Chip shortages will likely drive automotive OEMs to design their own chips
Researchers at Gartner predicts that by 2025, chip shortages and trends as electrification and autonomy will drive 50% of the top 10 automotive OEMs to design their own chips in a move to gain control over their product roadmap and supply chains.

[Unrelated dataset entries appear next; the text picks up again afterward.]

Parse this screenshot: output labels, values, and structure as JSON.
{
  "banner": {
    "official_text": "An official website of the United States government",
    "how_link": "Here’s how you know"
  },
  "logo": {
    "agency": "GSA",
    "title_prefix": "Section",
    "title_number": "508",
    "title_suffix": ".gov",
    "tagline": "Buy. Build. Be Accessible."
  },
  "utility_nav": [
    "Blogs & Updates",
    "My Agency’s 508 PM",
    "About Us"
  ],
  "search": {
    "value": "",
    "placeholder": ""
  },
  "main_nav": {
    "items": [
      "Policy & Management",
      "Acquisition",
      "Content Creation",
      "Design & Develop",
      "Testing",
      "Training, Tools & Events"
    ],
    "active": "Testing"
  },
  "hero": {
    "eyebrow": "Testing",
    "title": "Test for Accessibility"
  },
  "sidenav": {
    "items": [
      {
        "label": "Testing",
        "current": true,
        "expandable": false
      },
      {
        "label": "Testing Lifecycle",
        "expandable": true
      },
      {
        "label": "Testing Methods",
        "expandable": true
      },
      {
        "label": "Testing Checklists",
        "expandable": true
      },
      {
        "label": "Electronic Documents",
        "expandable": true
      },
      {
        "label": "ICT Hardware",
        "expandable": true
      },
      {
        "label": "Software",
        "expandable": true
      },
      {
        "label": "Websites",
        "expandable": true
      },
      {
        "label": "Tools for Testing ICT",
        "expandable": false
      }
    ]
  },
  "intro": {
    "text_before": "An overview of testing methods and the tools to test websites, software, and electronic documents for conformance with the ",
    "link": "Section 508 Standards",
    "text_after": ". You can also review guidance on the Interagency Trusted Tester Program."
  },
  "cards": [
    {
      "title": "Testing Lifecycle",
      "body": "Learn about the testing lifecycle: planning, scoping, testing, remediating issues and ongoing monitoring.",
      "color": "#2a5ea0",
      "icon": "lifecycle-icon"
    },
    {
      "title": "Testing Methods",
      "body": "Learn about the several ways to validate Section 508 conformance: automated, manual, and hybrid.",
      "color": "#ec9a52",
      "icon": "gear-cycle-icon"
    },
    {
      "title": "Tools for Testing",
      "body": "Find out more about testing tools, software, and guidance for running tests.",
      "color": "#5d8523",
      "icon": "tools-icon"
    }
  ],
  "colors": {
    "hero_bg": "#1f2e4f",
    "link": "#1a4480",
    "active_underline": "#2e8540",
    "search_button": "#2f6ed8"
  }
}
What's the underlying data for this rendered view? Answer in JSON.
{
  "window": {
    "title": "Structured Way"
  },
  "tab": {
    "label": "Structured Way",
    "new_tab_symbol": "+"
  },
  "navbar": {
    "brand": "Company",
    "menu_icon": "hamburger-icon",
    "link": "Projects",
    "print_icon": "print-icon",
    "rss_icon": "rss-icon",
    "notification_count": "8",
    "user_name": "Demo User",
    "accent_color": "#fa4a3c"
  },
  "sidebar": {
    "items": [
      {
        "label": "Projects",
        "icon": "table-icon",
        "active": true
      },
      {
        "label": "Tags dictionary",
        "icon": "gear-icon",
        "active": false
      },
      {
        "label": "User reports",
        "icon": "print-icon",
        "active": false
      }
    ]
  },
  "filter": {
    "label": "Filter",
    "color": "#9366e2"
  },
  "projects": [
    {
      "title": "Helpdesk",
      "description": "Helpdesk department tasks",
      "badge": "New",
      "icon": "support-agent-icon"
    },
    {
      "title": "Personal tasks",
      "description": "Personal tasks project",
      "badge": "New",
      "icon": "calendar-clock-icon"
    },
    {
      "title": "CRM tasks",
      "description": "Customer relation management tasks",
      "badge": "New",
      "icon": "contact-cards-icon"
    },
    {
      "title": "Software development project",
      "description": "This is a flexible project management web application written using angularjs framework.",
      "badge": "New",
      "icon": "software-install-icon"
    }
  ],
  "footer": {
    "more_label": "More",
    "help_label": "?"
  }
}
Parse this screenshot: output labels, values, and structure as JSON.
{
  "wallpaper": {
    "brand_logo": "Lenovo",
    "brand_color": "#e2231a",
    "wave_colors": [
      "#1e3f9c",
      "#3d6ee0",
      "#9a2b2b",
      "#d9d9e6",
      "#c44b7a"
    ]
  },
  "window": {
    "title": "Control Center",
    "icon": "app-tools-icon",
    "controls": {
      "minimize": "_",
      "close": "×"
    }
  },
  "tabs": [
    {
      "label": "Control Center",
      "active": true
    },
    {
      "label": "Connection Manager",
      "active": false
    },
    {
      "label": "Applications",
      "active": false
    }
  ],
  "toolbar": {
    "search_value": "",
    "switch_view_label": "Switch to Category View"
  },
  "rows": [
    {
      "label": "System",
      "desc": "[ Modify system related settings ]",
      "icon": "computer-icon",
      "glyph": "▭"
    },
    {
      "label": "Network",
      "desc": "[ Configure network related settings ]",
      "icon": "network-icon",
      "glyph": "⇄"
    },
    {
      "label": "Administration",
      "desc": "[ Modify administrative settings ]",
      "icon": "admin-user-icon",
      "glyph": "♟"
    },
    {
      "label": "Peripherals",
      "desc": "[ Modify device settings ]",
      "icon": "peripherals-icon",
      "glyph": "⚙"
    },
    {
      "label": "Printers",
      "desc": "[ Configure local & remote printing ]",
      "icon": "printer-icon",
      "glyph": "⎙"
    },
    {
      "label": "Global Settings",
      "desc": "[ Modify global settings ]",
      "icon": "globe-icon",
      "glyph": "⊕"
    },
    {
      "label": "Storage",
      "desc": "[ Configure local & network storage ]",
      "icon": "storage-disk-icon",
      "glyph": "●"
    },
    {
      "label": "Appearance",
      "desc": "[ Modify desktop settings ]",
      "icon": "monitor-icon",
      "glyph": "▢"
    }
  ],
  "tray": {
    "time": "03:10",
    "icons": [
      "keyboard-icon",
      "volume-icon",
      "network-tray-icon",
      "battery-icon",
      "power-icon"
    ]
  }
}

“Automotive semiconductor supply chains are complex,” said Gaurav Gupta, research vice president at Gartner in a press release. “In most cases, chip makers are traditionally Tier 3 or Tier 4 suppliers to automakers, which means it usually takes a while until they adapt to the changes affecting automotive market demand. This lack of visibility in the supply chain has increased automotive OEMs desire to have greater control over their semiconductor supply.” Gupta points to the fact that the ongoing semiconductor shortage is primarily with mature semiconductor technology node devices, fabricated on smaller 8-inch wafers, where capacity expansion is difficult. “The fact that the automotive industry has been conservative in qualifying older devices on larger wafer sizes has also hurt them and will likely motivate them to take chip design in-house,” Gupta explains. Trying to regains control by bringing chip design in-house isn't new. It even has it's own term; ‘OEM-Foundry-Direct’, and it isn't unique to the automotive industry either – it is also expected to intensify among tech companies as some changes are happening in the semiconductor market. Semiconductor chip foundries, such as TSMC and Samsung, have provided access to cutting-edge manufacturing processes, and other semiconductor vendors have given access to advanced intellectual property that makes custom chip design relatively easy. “We also anticipate that the lessons learned from the microchip shortage will further drive automakers to become tech companies,” says Gupta.